Soybean oil has more 18:3 and 18:2 fatty acids than Extra Virgin olive oil (used in Example 2), and this may explain why a faster complete break is seen with use of soybean oil. Olive oil is relatively high in 18:1 fatty acids. Unsaturated fatty acids can have more than one structure to the chain, such as cis and trans, as well as other structures, so the type of activity one 18:3 fatty acid has compared to another 18:3 fatty acid can be different, and the same applies for the 18:2 and 18:1 fatty acids.
There are polyenoic acids that have more than 3 double carbon bonds, such as 18:4 (stearidonic acid), 20:4 (arachidonic acid), 20:5 (eicosapentaenoic acid (EPA)), 22:6 (docosahexaenoic acid (DHA)), and others. These fatty acids having more than three double bonds per molecule may play an important role in rate of auto-oxidation at lower temperatures (such as below 160° F. (71° C.)) and at higher temperatures in high density brine mix waters (such as 160° F. to 280° F. (71° C. to 138° C.) in 9.0 ppg KCl, 10.0 ppg CaCl2, 13.0 ppg NaBr, 13.0 ppg CaBr2, 14.4 ppg CaCl2/CaBr2 and the like).
Results showing the effect of using Extra Virgin-type olive oil within WG-3L gelled fluid at 180° F. (82° C.) are presented in
Results showing the effect of using a fish oil within 13.0 ppg (pounds per gallon) CaCl2/CaBr2 brine based WG-3L gelled fluid at 250° F. (121° C.) are presented in
Results showing the effect of using 6.0 gptg Fish Oil 18:12TG from Bioriginal within 10.8 ppg CaCl2 brine based WG-3L gelled fluid at 200° F. (93° C.) are presented in
Results showing the effect of using another type of fish oil within WG-3L gelled fluid at 150° F. (66° C.) are presented in

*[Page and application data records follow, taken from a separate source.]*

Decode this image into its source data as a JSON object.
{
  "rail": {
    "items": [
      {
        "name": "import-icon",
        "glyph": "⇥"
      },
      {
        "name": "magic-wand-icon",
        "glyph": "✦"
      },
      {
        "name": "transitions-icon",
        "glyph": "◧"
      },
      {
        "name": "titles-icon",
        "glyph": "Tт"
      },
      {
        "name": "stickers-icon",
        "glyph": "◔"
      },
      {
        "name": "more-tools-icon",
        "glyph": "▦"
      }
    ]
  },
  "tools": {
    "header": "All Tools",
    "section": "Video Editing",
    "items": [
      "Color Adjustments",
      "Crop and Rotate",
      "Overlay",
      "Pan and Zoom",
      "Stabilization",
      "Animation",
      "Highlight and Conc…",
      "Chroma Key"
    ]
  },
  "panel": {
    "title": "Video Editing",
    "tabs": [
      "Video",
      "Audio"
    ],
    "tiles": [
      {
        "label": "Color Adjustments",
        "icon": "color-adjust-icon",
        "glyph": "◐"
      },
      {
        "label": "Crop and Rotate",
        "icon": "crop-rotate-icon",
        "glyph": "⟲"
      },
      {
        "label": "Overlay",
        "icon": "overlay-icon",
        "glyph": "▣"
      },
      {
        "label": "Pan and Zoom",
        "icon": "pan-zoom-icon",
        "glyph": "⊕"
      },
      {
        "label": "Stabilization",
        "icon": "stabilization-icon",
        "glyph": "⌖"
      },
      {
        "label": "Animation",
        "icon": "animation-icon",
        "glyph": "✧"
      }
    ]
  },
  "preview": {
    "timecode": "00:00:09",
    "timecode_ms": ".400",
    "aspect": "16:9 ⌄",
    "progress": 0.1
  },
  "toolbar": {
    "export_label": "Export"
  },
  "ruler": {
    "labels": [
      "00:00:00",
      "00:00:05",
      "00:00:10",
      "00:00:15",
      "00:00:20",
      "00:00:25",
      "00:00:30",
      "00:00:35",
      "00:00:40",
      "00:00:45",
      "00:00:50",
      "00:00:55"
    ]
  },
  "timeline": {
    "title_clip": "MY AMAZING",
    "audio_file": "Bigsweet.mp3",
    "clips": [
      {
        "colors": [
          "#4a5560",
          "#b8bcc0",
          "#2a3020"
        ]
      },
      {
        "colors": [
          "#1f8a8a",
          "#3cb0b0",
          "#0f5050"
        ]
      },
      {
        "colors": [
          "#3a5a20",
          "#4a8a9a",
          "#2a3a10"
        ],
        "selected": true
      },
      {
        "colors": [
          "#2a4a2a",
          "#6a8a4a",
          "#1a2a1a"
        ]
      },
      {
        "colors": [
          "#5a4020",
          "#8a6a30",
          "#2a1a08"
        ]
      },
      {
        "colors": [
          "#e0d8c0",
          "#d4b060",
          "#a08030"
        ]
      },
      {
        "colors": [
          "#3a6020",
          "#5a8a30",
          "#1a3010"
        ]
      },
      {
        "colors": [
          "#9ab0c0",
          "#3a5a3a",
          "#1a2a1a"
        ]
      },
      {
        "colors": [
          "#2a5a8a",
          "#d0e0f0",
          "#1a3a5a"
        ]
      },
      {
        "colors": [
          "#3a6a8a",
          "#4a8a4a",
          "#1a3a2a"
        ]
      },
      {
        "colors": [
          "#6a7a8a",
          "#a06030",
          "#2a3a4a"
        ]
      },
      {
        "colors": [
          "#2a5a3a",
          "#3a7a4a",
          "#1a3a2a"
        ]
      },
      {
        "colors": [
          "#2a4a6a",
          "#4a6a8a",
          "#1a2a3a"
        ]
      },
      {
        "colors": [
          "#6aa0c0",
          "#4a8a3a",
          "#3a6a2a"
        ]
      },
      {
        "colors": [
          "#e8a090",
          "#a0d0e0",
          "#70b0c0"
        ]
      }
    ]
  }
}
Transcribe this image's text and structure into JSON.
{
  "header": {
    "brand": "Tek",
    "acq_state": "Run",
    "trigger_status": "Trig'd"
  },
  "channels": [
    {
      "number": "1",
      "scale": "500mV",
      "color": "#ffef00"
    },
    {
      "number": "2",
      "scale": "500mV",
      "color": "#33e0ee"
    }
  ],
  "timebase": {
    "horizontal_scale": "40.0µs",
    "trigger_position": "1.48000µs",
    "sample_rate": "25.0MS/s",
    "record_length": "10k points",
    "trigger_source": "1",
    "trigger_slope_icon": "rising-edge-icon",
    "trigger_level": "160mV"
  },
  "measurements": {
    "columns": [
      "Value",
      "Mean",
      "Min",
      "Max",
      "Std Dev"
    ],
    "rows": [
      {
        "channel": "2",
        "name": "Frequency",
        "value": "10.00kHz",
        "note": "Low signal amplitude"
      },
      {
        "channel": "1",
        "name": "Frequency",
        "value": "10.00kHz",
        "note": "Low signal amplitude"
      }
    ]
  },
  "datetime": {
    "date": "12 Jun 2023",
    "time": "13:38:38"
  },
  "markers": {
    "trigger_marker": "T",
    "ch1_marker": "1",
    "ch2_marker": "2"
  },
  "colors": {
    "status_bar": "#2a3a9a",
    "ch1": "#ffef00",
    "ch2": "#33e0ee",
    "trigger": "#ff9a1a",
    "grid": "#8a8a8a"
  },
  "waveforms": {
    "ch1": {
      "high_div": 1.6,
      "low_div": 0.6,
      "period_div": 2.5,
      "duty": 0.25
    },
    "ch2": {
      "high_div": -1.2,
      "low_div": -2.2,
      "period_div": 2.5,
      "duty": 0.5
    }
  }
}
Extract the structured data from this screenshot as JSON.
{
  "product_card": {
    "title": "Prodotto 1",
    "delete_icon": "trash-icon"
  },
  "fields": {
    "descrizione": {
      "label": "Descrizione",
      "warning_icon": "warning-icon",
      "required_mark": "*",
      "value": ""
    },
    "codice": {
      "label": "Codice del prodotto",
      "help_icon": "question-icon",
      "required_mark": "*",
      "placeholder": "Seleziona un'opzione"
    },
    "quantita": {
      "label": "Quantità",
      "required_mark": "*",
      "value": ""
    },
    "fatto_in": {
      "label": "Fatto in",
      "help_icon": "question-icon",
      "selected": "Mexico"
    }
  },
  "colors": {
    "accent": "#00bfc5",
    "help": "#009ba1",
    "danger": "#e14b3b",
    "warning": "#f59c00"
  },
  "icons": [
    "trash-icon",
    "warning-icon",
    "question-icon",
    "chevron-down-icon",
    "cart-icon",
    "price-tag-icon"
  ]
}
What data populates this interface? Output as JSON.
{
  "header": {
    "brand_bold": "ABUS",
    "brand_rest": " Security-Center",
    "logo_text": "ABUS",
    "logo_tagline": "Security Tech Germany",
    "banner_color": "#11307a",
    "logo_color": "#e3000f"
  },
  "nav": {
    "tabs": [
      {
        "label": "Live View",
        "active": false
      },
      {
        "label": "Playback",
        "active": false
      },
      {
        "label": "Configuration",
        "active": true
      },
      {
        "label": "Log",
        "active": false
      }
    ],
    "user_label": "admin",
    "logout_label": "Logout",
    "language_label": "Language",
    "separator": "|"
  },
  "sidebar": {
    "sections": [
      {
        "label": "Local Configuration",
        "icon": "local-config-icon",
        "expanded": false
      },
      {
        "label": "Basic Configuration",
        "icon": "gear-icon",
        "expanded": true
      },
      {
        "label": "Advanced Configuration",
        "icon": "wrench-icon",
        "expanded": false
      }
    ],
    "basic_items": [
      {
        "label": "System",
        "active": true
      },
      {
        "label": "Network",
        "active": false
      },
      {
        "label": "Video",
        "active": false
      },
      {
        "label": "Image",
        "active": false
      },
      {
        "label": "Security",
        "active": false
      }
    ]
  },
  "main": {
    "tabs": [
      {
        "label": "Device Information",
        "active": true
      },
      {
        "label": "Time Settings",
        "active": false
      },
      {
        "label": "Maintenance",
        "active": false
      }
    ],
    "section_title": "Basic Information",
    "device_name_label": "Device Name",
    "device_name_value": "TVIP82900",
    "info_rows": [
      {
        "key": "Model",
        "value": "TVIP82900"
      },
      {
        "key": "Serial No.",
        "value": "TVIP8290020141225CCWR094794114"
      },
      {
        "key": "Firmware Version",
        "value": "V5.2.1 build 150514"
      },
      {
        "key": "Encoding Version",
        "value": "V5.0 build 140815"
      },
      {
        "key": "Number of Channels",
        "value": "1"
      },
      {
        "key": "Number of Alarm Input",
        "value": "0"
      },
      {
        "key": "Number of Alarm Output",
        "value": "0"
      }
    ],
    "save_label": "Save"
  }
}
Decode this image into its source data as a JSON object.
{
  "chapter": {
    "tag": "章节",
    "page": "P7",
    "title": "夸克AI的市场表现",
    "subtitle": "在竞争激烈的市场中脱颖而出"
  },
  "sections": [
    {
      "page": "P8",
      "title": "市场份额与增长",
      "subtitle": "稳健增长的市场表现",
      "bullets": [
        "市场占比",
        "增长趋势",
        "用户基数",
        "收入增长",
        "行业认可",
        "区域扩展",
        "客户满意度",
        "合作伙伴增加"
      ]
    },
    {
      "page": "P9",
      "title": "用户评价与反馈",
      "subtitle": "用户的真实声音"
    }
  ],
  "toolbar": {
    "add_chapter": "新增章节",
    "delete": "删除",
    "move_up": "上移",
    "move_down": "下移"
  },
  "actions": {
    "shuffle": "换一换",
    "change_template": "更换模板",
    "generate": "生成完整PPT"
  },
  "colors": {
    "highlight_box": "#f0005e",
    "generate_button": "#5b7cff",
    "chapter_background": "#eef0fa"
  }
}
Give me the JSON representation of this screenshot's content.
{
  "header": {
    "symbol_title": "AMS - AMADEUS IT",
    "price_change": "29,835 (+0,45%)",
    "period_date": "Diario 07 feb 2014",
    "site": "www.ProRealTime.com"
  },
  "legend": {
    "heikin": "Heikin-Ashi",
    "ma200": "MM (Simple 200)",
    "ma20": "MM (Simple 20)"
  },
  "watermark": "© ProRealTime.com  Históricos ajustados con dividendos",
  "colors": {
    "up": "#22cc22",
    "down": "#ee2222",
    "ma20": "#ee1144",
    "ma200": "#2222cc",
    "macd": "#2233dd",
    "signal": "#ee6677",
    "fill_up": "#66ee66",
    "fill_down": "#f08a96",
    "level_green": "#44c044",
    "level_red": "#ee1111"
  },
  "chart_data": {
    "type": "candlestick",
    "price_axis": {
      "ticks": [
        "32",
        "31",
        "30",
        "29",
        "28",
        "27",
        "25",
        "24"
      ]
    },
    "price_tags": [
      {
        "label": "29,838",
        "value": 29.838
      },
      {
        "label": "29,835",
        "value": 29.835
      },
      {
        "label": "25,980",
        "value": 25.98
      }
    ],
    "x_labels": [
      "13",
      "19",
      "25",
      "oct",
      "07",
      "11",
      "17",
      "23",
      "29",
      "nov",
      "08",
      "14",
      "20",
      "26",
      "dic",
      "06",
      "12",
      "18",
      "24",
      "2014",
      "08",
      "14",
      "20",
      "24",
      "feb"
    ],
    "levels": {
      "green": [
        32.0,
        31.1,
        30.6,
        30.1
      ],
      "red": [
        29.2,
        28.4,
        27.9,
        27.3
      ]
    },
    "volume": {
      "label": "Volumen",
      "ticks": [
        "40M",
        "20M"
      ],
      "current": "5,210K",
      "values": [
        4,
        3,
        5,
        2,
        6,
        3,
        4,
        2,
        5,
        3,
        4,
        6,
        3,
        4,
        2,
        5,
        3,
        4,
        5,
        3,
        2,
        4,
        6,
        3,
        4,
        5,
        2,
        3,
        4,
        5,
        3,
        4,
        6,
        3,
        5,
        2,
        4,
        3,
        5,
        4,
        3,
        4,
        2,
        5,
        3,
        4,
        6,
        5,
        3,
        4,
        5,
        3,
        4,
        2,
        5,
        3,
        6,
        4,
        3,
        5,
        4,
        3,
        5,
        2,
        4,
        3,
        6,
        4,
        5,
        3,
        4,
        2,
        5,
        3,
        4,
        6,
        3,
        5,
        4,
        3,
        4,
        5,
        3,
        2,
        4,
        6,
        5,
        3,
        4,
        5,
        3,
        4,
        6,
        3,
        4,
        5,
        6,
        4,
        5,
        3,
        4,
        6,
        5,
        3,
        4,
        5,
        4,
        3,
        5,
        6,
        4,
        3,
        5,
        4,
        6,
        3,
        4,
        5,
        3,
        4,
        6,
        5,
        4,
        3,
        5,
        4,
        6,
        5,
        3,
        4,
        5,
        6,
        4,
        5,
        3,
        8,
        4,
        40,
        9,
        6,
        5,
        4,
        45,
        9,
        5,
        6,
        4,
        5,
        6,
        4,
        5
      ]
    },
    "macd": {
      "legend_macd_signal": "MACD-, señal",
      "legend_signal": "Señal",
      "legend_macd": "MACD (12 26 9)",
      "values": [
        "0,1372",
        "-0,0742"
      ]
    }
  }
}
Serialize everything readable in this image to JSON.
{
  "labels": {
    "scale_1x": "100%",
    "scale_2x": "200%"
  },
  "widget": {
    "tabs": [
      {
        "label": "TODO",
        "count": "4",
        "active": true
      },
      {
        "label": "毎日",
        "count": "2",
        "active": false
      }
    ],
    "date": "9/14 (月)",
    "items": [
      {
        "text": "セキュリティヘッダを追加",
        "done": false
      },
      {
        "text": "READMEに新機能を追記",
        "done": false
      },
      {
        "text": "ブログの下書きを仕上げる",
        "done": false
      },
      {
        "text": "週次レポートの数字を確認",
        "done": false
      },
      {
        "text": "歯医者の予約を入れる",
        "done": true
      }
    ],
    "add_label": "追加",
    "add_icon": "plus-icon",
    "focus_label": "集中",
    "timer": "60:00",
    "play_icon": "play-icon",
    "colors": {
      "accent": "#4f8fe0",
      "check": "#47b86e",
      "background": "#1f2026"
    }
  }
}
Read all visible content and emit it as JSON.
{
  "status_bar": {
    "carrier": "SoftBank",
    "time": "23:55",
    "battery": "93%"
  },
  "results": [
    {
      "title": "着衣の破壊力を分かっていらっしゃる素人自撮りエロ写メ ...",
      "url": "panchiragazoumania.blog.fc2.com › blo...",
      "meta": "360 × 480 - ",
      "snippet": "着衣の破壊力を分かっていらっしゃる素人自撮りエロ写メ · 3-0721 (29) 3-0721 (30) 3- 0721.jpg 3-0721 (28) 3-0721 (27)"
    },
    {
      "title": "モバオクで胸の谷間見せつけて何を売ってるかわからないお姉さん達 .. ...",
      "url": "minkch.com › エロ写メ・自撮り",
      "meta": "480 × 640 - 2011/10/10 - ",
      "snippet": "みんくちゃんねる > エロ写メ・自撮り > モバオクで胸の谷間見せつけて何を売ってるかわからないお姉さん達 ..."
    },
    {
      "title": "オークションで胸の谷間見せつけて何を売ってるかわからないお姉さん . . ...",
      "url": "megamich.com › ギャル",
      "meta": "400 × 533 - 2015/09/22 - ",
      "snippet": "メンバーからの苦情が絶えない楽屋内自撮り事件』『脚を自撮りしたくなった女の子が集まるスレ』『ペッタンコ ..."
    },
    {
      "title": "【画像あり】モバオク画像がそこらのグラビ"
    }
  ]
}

The compositions herein have been shown to break the viscosity of aqueous treatment fluids gelled with viscoelastic surfactants (VESs). As can be seen, the method of gel breaking described herein is simple, effective, safe, and highly cost-effective. Compositions and methods have been shown herein for breaking VES-surfactant fluids completely and relatively quickly. It has also been demonstrated that contact with reservoir fluids external breaking mechanism is not required for effective compositions and methods for breaking VES-surfactant fluids. VES-surfactant fluids where the breaking additive is in a phase internal to the VES-surfactant fluid have also been successfully demonstrated. It will be appreciated however, that it is not necessary for the gel to break completely or 100% for the methods and compositions of the invention to be considered successful. The methods and compositions herein also involve breaking the viscosity of aqueous fluids gelled with viscoelastic surfactants using readily available materials at relatively inexpensive concentrations.
In the foregoing specification, the methods and compositions have been described with reference to specific embodiments thereof, and have been demonstrated as effective in providing methods and compositions for a VES fracturing fluid breaker mechanism. However, it will be evident that various modifications and changes can be made thereto without departing from the broader spirit or scope of the invention as set forth in the appended claims. Accordingly, the specification is to be regarded in an illustrative rather than a restrictive sense. For example, specific combinations of viscoelastic surfactants, mono- and/or polyenoic acids, compounds that can increase or decrease the rate of auto-oxidation of mono- and/or polyenoic acids, and other components falling within the claimed parameters, but not specifically identified or tried in a particular composition or fluid, are anticipated to be within the scope of this invention.